Me: "Fine with me, but it has my notes scribbled on it, and it's kind of messy. Maybe we could generate a similar drawing using Paint?"
C: "Good idea." [Dashes out of the room.]
I play with the image that we downloaded earlier, erasing the background around the Yearling and superimposing circles to represent the individual plants.
Me: "Hey, come in here, and I'll show you what I'm talking about with the Paint thing."
C [from another room]: "Did you save the image to its own file, erase the background and use the ellipse tool to draw circles where the plants need to go?"
Me: "Um. . . yeah."
C: "Already did it, saved it and plugged it into the presentation."
A few minutes later, I'm in the kitchen, he's curled up in a living room chair with a computer on his lap, and I hear a disembodied robot voice begin to read aloud the text of his Power Point.
Me: "Um, honey, what's that?"
C: "I thought it would be cool to automate the presentation to read itself to the listener, but the free tool that I downloaded is worse than Dragon, and to get it to read some things correctly I would have to type a lot of the words phonetically. Not worth the time, since I have to take an Accelerated Reader test tomorrow, and I need to finish the book that I'm reading - oh, wait, I just thought of a book that I read over the summer that is worth 30 points. I could just take a test on that. I think I remember most of the plot."
Me: "Okay. What book was it?"
Me: "JOSEPH HELLER'S CATCH-22?"
C: "Is there another one?"
C: "I checked it out of the library."
Me: "Does Dad know that you read Catch-22?"
C: "I think so. Maybe not.
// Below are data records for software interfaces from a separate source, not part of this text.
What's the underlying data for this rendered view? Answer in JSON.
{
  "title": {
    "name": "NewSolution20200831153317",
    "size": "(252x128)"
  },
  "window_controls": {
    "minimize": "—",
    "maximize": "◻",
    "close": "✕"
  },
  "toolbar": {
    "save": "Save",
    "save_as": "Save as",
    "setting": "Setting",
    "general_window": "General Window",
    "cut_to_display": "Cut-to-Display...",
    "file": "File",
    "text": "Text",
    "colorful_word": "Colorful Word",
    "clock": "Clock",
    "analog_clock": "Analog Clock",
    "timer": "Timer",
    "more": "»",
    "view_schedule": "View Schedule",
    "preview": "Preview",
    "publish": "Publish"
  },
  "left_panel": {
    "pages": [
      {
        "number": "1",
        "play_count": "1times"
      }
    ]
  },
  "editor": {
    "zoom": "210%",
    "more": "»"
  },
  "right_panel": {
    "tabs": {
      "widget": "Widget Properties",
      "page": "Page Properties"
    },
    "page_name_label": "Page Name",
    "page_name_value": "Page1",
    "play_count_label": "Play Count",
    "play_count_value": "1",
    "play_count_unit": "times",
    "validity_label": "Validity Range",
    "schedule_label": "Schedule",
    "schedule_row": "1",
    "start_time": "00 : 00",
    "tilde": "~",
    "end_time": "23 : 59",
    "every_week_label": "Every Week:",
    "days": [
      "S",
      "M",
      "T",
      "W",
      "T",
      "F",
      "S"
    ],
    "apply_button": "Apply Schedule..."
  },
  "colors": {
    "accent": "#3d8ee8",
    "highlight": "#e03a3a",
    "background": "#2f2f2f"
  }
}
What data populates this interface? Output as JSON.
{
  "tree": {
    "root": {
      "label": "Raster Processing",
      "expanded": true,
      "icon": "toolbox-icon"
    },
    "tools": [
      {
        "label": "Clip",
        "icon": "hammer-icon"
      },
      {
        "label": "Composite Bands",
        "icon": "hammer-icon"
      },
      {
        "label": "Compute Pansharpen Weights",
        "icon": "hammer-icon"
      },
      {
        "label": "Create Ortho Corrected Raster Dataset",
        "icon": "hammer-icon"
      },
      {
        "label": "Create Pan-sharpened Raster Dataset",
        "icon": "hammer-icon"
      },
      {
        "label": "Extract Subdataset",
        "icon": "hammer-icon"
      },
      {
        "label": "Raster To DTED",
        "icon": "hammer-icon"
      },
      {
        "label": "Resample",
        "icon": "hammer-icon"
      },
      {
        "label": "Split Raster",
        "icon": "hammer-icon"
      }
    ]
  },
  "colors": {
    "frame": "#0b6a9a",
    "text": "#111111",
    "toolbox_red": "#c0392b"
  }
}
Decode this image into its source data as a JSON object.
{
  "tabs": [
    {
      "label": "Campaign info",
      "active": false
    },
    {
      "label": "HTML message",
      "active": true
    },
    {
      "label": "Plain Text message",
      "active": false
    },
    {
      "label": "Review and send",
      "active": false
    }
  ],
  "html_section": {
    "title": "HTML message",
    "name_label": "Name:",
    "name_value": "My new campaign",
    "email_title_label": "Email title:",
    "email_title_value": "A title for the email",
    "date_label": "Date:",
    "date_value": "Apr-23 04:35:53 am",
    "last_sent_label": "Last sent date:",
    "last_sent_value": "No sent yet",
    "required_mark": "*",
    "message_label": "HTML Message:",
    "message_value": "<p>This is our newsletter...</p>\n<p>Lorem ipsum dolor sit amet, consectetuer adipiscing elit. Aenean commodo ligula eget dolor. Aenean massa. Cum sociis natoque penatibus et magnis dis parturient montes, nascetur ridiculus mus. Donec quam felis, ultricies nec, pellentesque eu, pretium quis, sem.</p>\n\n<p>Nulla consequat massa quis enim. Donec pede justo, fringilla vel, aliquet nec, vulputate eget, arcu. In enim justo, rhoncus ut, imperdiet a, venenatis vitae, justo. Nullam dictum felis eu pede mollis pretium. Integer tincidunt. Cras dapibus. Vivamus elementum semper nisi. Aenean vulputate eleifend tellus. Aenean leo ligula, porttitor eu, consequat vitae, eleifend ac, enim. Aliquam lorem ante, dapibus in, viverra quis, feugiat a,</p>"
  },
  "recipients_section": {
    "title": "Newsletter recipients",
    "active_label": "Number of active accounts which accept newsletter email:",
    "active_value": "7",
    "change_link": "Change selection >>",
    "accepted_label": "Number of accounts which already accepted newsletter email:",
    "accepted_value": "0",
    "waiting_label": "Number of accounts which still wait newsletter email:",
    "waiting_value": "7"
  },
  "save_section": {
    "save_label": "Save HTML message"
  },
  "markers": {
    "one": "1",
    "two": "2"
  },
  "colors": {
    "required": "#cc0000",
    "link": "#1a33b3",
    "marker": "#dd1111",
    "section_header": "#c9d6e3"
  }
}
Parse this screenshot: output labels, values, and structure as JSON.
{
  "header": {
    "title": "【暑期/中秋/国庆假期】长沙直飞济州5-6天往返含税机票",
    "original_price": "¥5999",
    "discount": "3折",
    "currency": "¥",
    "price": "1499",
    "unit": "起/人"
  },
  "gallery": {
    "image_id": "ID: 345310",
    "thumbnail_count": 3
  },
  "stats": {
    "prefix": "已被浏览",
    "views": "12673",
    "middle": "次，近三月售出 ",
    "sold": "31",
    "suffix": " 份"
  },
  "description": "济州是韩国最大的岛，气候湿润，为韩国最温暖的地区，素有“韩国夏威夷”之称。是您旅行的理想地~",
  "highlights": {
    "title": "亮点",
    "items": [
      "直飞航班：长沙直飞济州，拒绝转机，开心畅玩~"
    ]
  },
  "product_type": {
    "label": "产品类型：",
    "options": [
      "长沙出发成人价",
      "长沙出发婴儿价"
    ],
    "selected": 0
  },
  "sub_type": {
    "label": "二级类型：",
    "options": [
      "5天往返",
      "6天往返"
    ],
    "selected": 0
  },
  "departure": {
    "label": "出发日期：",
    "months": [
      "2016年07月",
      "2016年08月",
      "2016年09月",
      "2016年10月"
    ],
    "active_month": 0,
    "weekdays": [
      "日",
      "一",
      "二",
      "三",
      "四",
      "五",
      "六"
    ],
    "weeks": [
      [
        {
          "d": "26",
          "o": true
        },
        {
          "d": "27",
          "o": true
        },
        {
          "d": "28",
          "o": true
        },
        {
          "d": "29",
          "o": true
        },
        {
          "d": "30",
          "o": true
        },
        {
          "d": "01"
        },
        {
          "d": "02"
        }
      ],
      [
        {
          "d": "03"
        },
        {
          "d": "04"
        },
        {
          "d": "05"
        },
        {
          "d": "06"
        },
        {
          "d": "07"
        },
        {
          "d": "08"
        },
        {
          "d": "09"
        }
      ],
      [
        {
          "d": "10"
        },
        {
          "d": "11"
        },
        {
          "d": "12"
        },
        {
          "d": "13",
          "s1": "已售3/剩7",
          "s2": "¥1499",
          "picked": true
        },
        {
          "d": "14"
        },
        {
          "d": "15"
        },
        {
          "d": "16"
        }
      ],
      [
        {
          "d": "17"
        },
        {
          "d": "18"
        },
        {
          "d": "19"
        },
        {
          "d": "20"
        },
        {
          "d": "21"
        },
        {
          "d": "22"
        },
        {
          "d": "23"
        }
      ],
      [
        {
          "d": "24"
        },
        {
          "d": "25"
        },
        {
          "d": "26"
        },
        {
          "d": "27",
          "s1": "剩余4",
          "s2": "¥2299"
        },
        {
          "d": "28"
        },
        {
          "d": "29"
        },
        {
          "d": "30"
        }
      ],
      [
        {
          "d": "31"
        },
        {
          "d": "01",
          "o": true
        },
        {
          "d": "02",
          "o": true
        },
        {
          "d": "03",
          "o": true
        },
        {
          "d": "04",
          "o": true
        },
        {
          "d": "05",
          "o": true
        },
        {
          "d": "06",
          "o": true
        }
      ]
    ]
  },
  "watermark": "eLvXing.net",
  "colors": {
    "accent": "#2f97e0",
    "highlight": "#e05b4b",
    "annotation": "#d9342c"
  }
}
Why does it matter?"
At this point, I am trying to remember if there is anything objectionable in Catch-22, or if I ever actually read it myself. In high school? Definitely not in sixth grade.
Me: "Well, if memory serves, you were ELEVEN last summer, and Catch-22 is more of a high school book?"
C: "Mom, it's a war novel. It's really good. A classic, actually. A character says W-H-O-R-E in it, but that's as bad as it gets."
Before I can offer a rebuttal, the first grader inserts himself and demands my attention.
PJ: "Mom, are you online? Can you Google mangroves?"
PJ [talking extremely slowly]: "MAN-GROVES."
Me: "Like the tree?"
PJ [sighing, still taking slowly]: " No. Trees, plural. Mangroves are a type of FOREST. We're studying BIOSPHERES, and I want to show you a picture of a mangrove, because they are really cool."
Me: "???????" [while dutifully Googling mangroves]
PJ: "THERE. See that? The trees grow out of the water, and fish live in the space between the tree roots, and these cheetah-looking cats - what are they called? - OH, YEAH, THEY ARE ACTUALLY CALLED FISHING CATS - THE FISHING CATS EAT THE FISH."
Shouldn't you be learning about colors right now? And eating paste?
I try to recover.
Me: "Hmm. This picture looks a lot like the river at Grandma's, where it passes under the bridge."
PJ: "Um, yeah, Mom. That's where mangroves are located - in river beds."
Recovery attempt #2.
Me: "Makes sense. I've never seen a fishing cat in Grandma's river, though - or one of these monkeys that they mention?"
PJ: "Riiiiiight. Because the monkeys are native to Brazil."
We're in good hands, people. Really. The next generation, THEY. GOT. THIS.
All I've got is a slight headache. And a dawning understanding of where I stand in relation to the education gap. Clearly, on the disadvantaged side.